10 members left for questioning

There are 10 House Intel members left to question Sondland during the member round. Nunes and then Schiff can give closing remarks after all members are done. So we are looking at roughly another 50 to 60 minutes of this first hearing of the day. 

GOP focuses on Sondland's 'presumption' to discredit his testimony

Republicans are focusing on Sondland's “presumption” as a line of attack against his testimony.

Rep. Mike Turner repeatedly asked Sondland if anyone explicitly told him that Trump “tied the investigation to the aid,” suggesting that if “everyone was in the loop,” as Sondland testified, the directive would have been acknowledged out loud at some point.  

“I have said repeatedly, congressman, that I was presuming,” Sondland responded.

“No one on this planet told you that Donald Trump was tying this aid to the investigation? ... Yes or no?” Turner continued, telling Sondland he did not have any actual evidence. 

“Yes,” Sondland acknowledged. 

Republicans on the dais looked visibly pleased with his response; even Nunes had a smile on his face. 

GOP Rep. Brad Wenstrup picked up on this line of argument, saying that presumptions do not “equal” facts. 

Schiff then jumped in and pointed out that a quid pro quo does not need to be explicitly stated for it to occur.

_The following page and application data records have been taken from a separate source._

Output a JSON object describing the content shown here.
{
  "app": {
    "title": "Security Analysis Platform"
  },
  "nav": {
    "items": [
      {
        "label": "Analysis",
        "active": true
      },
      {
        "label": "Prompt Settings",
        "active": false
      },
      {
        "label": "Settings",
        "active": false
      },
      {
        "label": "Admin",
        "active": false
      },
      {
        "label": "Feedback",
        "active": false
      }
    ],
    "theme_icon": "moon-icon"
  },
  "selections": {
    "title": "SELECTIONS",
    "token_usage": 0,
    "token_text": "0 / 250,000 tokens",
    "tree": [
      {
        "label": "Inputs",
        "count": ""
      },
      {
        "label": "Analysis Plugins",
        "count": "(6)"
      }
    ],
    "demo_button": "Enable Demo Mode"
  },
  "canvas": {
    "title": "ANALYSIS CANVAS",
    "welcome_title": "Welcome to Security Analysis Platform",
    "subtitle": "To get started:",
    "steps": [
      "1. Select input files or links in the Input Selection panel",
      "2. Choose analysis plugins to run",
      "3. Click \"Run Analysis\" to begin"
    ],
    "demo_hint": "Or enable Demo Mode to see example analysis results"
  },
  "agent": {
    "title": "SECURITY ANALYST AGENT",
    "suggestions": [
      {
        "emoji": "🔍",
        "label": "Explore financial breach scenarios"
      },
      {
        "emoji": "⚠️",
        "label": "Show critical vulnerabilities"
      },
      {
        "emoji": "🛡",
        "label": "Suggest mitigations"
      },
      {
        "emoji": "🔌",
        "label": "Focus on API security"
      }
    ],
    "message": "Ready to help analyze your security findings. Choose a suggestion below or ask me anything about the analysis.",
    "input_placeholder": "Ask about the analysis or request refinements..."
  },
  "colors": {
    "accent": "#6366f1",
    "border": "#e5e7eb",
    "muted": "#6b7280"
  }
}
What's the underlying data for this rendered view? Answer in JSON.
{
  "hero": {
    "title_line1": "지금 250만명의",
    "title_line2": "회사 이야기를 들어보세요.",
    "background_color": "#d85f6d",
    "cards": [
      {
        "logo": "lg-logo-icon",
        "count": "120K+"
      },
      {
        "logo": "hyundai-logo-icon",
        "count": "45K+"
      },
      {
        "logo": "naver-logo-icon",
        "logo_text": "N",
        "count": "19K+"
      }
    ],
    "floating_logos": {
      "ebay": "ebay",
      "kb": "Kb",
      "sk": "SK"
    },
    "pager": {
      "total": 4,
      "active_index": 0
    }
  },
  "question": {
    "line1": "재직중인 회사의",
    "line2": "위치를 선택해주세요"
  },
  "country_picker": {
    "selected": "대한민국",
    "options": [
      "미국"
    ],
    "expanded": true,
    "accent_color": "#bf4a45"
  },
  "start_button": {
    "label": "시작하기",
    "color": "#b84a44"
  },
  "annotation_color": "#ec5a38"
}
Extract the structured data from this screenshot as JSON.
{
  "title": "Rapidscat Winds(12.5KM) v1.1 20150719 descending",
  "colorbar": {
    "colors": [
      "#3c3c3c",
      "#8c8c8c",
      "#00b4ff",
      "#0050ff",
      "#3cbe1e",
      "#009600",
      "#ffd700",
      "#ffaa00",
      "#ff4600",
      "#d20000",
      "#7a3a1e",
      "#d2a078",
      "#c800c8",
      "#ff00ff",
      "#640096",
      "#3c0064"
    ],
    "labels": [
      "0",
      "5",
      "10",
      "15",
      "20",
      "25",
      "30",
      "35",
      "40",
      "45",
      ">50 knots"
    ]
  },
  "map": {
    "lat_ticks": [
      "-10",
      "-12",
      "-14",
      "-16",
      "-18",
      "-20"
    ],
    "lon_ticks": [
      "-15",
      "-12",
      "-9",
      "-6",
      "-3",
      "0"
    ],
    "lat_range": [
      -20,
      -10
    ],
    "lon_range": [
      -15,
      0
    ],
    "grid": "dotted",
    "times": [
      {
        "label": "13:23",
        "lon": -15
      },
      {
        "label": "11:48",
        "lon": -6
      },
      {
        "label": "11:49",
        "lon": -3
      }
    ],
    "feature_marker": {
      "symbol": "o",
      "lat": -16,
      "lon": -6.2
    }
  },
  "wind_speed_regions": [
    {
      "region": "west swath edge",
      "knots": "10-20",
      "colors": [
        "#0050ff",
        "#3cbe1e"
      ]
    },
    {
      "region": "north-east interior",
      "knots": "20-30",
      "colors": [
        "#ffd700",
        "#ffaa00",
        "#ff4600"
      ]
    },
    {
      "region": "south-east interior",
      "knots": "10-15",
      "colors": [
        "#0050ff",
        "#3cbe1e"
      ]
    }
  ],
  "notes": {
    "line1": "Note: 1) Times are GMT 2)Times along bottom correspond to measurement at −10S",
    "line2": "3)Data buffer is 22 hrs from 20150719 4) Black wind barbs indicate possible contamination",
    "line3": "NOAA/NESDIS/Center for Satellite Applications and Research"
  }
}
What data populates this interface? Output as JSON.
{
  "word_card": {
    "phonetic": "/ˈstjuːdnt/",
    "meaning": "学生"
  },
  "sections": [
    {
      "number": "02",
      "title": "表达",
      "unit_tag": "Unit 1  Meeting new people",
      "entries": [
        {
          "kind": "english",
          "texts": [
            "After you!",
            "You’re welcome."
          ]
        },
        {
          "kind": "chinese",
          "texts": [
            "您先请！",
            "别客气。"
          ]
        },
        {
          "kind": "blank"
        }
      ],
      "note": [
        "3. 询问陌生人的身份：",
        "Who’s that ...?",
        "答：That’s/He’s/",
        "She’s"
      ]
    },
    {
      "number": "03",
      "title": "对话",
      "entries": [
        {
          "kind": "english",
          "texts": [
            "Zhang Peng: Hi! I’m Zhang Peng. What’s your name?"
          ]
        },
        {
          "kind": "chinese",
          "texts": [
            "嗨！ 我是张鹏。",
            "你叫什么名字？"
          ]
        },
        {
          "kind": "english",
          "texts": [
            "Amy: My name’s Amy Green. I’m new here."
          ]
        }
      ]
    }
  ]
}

It's not like Trump was going to say, “Ambassador Sondland, I am telling you I'm not going to give the aid unless they do this,” Schiff argued.

Laughter at the hearing as Trump is rated 'five Pinnochios'

Speier got a round of applause and laughs from the audience after a back-and-forth with Conaway ended with her saying Trump gets "five Pinocchios on a daily basis."

Speier and Conaway had been speaking about a Washington Post fact check that gave three Pinnochios to the Democratic claim that the whistleblower has a statutory right to anonymity. The Post said the "argument that whistleblower-protection laws implicitly provide anonymity is more nuanced, and debatable, than what Schiff said in a nationally televised hearing," although it noted that Trump's director of national intelligence and intelligence community inspector general said the whistleblower followed the law and should stay anonymous.

After Speier read a section detailing why the whistleblower remaining anonymous is good practice, Conaway cut her off, highlighting that The Post said "three Pinocchios."

"The president of the United States has five Pinocchios on a daily basis," Speier responded. "So let's not go there."

Some in the audience began laughing and clapping.